▸ Source data:
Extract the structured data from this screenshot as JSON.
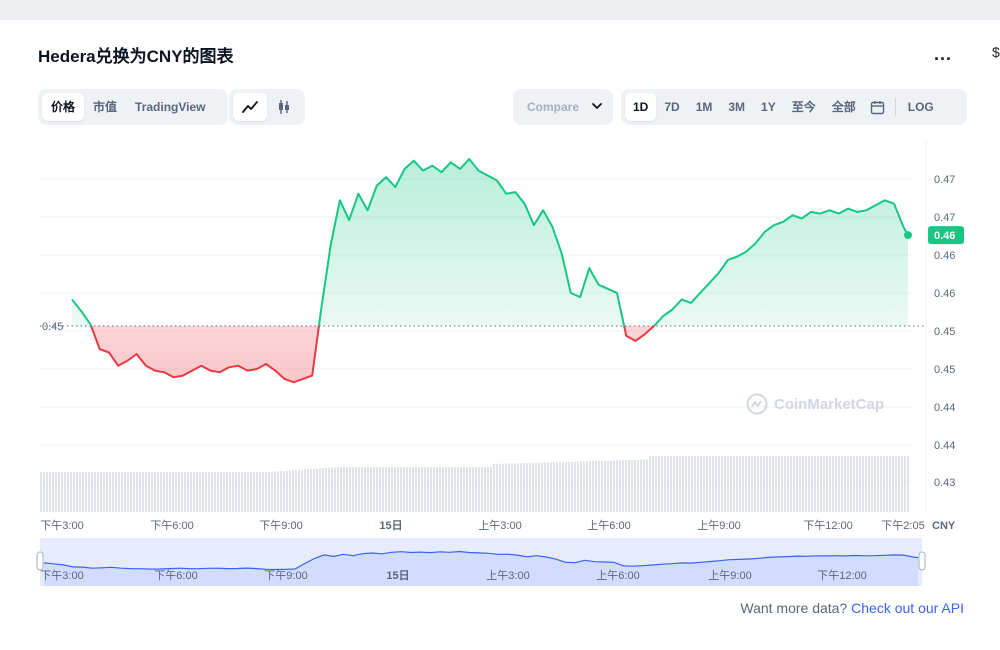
{
  "header": {
    "title": "Hedera兑换为CNY的图表",
    "more_label": "..."
  },
  "view_tabs": [
    {
      "label": "价格",
      "active": true
    },
    {
      "label": "市值",
      "active": false
    },
    {
      "label": "TradingView",
      "active": false
    }
  ],
  "chart_type_icons": [
    {
      "icon": "line-chart-icon",
      "active": true
    },
    {
      "icon": "candlestick-icon",
      "active": false
    }
  ],
  "compare": {
    "label": "Compare"
  },
  "range_tabs": [
    {
      "label": "1D",
      "active": true
    },
    {
      "label": "7D",
      "active": false
    },
    {
      "label": "1M",
      "active": false
    },
    {
      "label": "3M",
      "active": false
    },
    {
      "label": "1Y",
      "active": false
    },
    {
      "label": "至今",
      "active": false
    },
    {
      "label": "全部",
      "active": false
    }
  ],
  "log_label": "LOG",
  "colors": {
    "up": "#16c784",
    "down": "#ea3943",
    "navigator": "#3861fb",
    "current_badge": "#16c784"
  },
  "watermark": "CoinMarketCap",
  "footer": {
    "text": "Want more data?",
    "link": "Check out our API"
  },
  "chart_data": {
    "type": "line",
    "y_currency": "CNY",
    "y_ticks": [
      "0.47",
      "0.47",
      "0.46",
      "0.46",
      "0.45",
      "0.45",
      "0.44",
      "0.44",
      "0.43"
    ],
    "x_ticks": [
      "下午3:00",
      "下午6:00",
      "下午9:00",
      "15日",
      "上午3:00",
      "上午6:00",
      "上午9:00",
      "下午12:00",
      "下午2:05"
    ],
    "navigator_ticks": [
      "下午3:00",
      "下午6:00",
      "下午9:00",
      "15日",
      "上午3:00",
      "上午6:00",
      "上午9:00",
      "下午12:00"
    ],
    "reference_price": 0.45,
    "reference_label": "0.45",
    "current_price_label": "0.46",
    "ylim": [
      0.4275,
      0.4725
    ],
    "series_points": [
      [
        0,
        0.4532
      ],
      [
        2,
        0.4518
      ],
      [
        4,
        0.4502
      ],
      [
        6,
        0.4472
      ],
      [
        8,
        0.4468
      ],
      [
        10,
        0.4452
      ],
      [
        12,
        0.4458
      ],
      [
        14,
        0.4466
      ],
      [
        16,
        0.4452
      ],
      [
        18,
        0.4446
      ],
      [
        20,
        0.4444
      ],
      [
        22,
        0.4438
      ],
      [
        24,
        0.444
      ],
      [
        26,
        0.4446
      ],
      [
        28,
        0.4452
      ],
      [
        30,
        0.4446
      ],
      [
        32,
        0.4444
      ],
      [
        34,
        0.445
      ],
      [
        36,
        0.4452
      ],
      [
        38,
        0.4446
      ],
      [
        40,
        0.4448
      ],
      [
        42,
        0.4454
      ],
      [
        44,
        0.4446
      ],
      [
        46,
        0.4436
      ],
      [
        48,
        0.4432
      ],
      [
        50,
        0.4436
      ],
      [
        52,
        0.444
      ],
      [
        54,
        0.4522
      ],
      [
        56,
        0.4598
      ],
      [
        58,
        0.4652
      ],
      [
        60,
        0.4628
      ],
      [
        62,
        0.466
      ],
      [
        64,
        0.464
      ],
      [
        66,
        0.467
      ],
      [
        68,
        0.468
      ],
      [
        70,
        0.4668
      ],
      [
        72,
        0.469
      ],
      [
        74,
        0.47
      ],
      [
        76,
        0.4688
      ],
      [
        78,
        0.4694
      ],
      [
        80,
        0.4686
      ],
      [
        82,
        0.4698
      ],
      [
        84,
        0.469
      ],
      [
        86,
        0.4702
      ],
      [
        88,
        0.4688
      ],
      [
        90,
        0.4682
      ],
      [
        92,
        0.4676
      ],
      [
        94,
        0.466
      ],
      [
        96,
        0.4662
      ],
      [
        98,
        0.4648
      ],
      [
        100,
        0.4622
      ],
      [
        102,
        0.464
      ],
      [
        104,
        0.462
      ],
      [
        106,
        0.4588
      ],
      [
        108,
        0.454
      ],
      [
        110,
        0.4535
      ],
      [
        112,
        0.457
      ],
      [
        114,
        0.455
      ],
      [
        116,
        0.4545
      ],
      [
        118,
        0.454
      ],
      [
        120,
        0.4488
      ],
      [
        122,
        0.4482
      ],
      [
        124,
        0.449
      ],
      [
        126,
        0.45
      ],
      [
        128,
        0.4512
      ],
      [
        130,
        0.452
      ],
      [
        132,
        0.4532
      ],
      [
        134,
        0.4528
      ],
      [
        136,
        0.454
      ],
      [
        138,
        0.4552
      ],
      [
        140,
        0.4564
      ],
      [
        142,
        0.458
      ],
      [
        144,
        0.4584
      ],
      [
        146,
        0.459
      ],
      [
        148,
        0.46
      ],
      [
        150,
        0.4614
      ],
      [
        152,
        0.4622
      ],
      [
        154,
        0.4626
      ],
      [
        156,
        0.4634
      ],
      [
        158,
        0.463
      ],
      [
        160,
        0.4638
      ],
      [
        162,
        0.4636
      ],
      [
        164,
        0.464
      ],
      [
        166,
        0.4636
      ],
      [
        168,
        0.4642
      ],
      [
        170,
        0.4638
      ],
      [
        172,
        0.464
      ],
      [
        174,
        0.4646
      ],
      [
        176,
        0.4652
      ],
      [
        178,
        0.4648
      ],
      [
        180,
        0.462
      ],
      [
        181,
        0.461
      ]
    ]
  }
}
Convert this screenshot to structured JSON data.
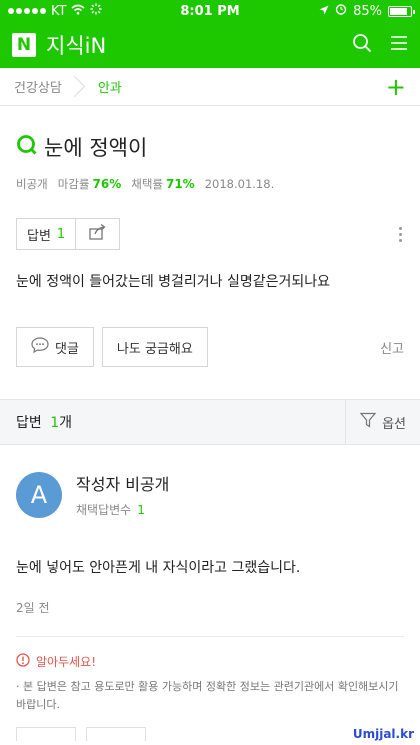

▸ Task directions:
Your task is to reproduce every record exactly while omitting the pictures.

▸ Exercise answer:
Extract the structured data from this screenshot as JSON.
{
  "header": {
    "title": "Hedera兑换为CNY的图表",
    "more_label": "..."
  },
  "view_tabs": [
    {
      "label": "价格",
      "active": true
    },
    {
      "label": "市值",
      "active": false
    },
    {
      "label": "TradingView",
      "active": false
    }
  ],
  "chart_type_icons": [
    {
      "icon": "line-chart-icon",
      "active": true
    },
    {
      "icon": "candlestick-icon",
      "active": false
    }
  ],
  "compare": {
    "label": "Compare"
  },
  "range_tabs": [
    {
      "label": "1D",
      "active": true
    },
    {
      "label": "7D",
      "active": false
    },
    {
      "label": "1M",
      "active": false
    },
    {
      "label": "3M",
      "active": false
    },
    {
      "label": "1Y",
      "active": false
    },
    {
      "label": "至今",
      "active": false
    },
    {
      "label": "全部",
      "active": false
    }
  ],
  "log_label": "LOG",
  "colors": {
    "up": "#16c784",
    "down": "#ea3943",
    "navigator": "#3861fb",
    "current_badge": "#16c784"
  },
  "watermark": "CoinMarketCap",
  "footer": {
    "text": "Want more data?",
    "link": "Check out our API"
  },
  "chart_data": {
    "type": "line",
    "y_currency": "CNY",
    "y_ticks": [
      "0.47",
      "0.47",
      "0.46",
      "0.46",
      "0.45",
      "0.45",
      "0.44",
      "0.44",
      "0.43"
    ],
    "x_ticks": [
      "下午3:00",
      "下午6:00",
      "下午9:00",
      "15日",
      "上午3:00",
      "上午6:00",
      "上午9:00",
      "下午12:00",
      "下午2:05"
    ],
    "navigator_ticks": [
      "下午3:00",
      "下午6:00",
      "下午9:00",
      "15日",
      "上午3:00",
      "上午6:00",
      "上午9:00",
      "下午12:00"
    ],
    "reference_price": 0.45,
    "reference_label": "0.45",
    "current_price_label": "0.46",
    "ylim": [
      0.4275,
      0.4725
    ],
    "series_points": [
      [
        0,
        0.4532
      ],
      [
        2,
        0.4518
      ],
      [
        4,
        0.4502
      ],
      [
        6,
        0.4472
      ],
      [
        8,
        0.4468
      ],
      [
        10,
        0.4452
      ],
      [
        12,
        0.4458
      ],
      [
        14,
        0.4466
      ],
      [
        16,
        0.4452
      ],
      [
        18,
        0.4446
      ],
      [
        20,
        0.4444
      ],
      [
        22,
        0.4438
      ],
      [
        24,
        0.444
      ],
      [
        26,
        0.4446
      ],
      [
        28,
        0.4452
      ],
      [
        30,
        0.4446
      ],
      [
        32,
        0.4444
      ],
      [
        34,
        0.445
      ],
      [
        36,
        0.4452
      ],
      [
        38,
        0.4446
      ],
      [
        40,
        0.4448
      ],
      [
        42,
        0.4454
      ],
      [
        44,
        0.4446
      ],
      [
        46,
        0.4436
      ],
      [
        48,
        0.4432
      ],
      [
        50,
        0.4436
      ],
      [
        52,
        0.444
      ],
      [
        54,
        0.4522
      ],
      [
        56,
        0.4598
      ],
      [
        58,
        0.4652
      ],
      [
        60,
        0.4628
      ],
      [
        62,
        0.466
      ],
      [
        64,
        0.464
      ],
      [
        66,
        0.467
      ],
      [
        68,
        0.468
      ],
      [
        70,
        0.4668
      ],
      [
        72,
        0.469
      ],
      [
        74,
        0.47
      ],
      [
        76,
        0.4688
      ],
      [
        78,
        0.4694
      ],
      [
        80,
        0.4686
      ],
      [
        82,
        0.4698
      ],
      [
        84,
        0.469
      ],
      [
        86,
        0.4702
      ],
      [
        88,
        0.4688
      ],
      [
        90,
        0.4682
      ],
      [
        92,
        0.4676
      ],
      [
        94,
        0.466
      ],
      [
        96,
        0.4662
      ],
      [
        98,
        0.4648
      ],
      [
        100,
        0.4622
      ],
      [
        102,
        0.464
      ],
      [
        104,
        0.462
      ],
      [
        106,
        0.4588
      ],
      [
        108,
        0.454
      ],
      [
        110,
        0.4535
      ],
      [
        112,
        0.457
      ],
      [
        114,
        0.455
      ],
      [
        116,
        0.4545
      ],
      [
        118,
        0.454
      ],
      [
        120,
        0.4488
      ],
      [
        122,
        0.4482
      ],
      [
        124,
        0.449
      ],
      [
        126,
        0.45
      ],
      [
        128,
        0.4512
      ],
      [
        130,
        0.452
      ],
      [
        132,
        0.4532
      ],
      [
        134,
        0.4528
      ],
      [
        136,
        0.454
      ],
      [
        138,
        0.4552
      ],
      [
        140,
        0.4564
      ],
      [
        142,
        0.458
      ],
      [
        144,
        0.4584
      ],
      [
        146,
        0.459
      ],
      [
        148,
        0.46
      ],
      [
        150,
        0.4614
      ],
      [
        152,
        0.4622
      ],
      [
        154,
        0.4626
      ],
      [
        156,
        0.4634
      ],
      [
        158,
        0.463
      ],
      [
        160,
        0.4638
      ],
      [
        162,
        0.4636
      ],
      [
        164,
        0.464
      ],
      [
        166,
        0.4636
      ],
      [
        168,
        0.4642
      ],
      [
        170,
        0.4638
      ],
      [
        172,
        0.464
      ],
      [
        174,
        0.4646
      ],
      [
        176,
        0.4652
      ],
      [
        178,
        0.4648
      ],
      [
        180,
        0.462
      ],
      [
        181,
        0.461
      ]
    ]
  }
}
Convert this screenshot to structured JSON data.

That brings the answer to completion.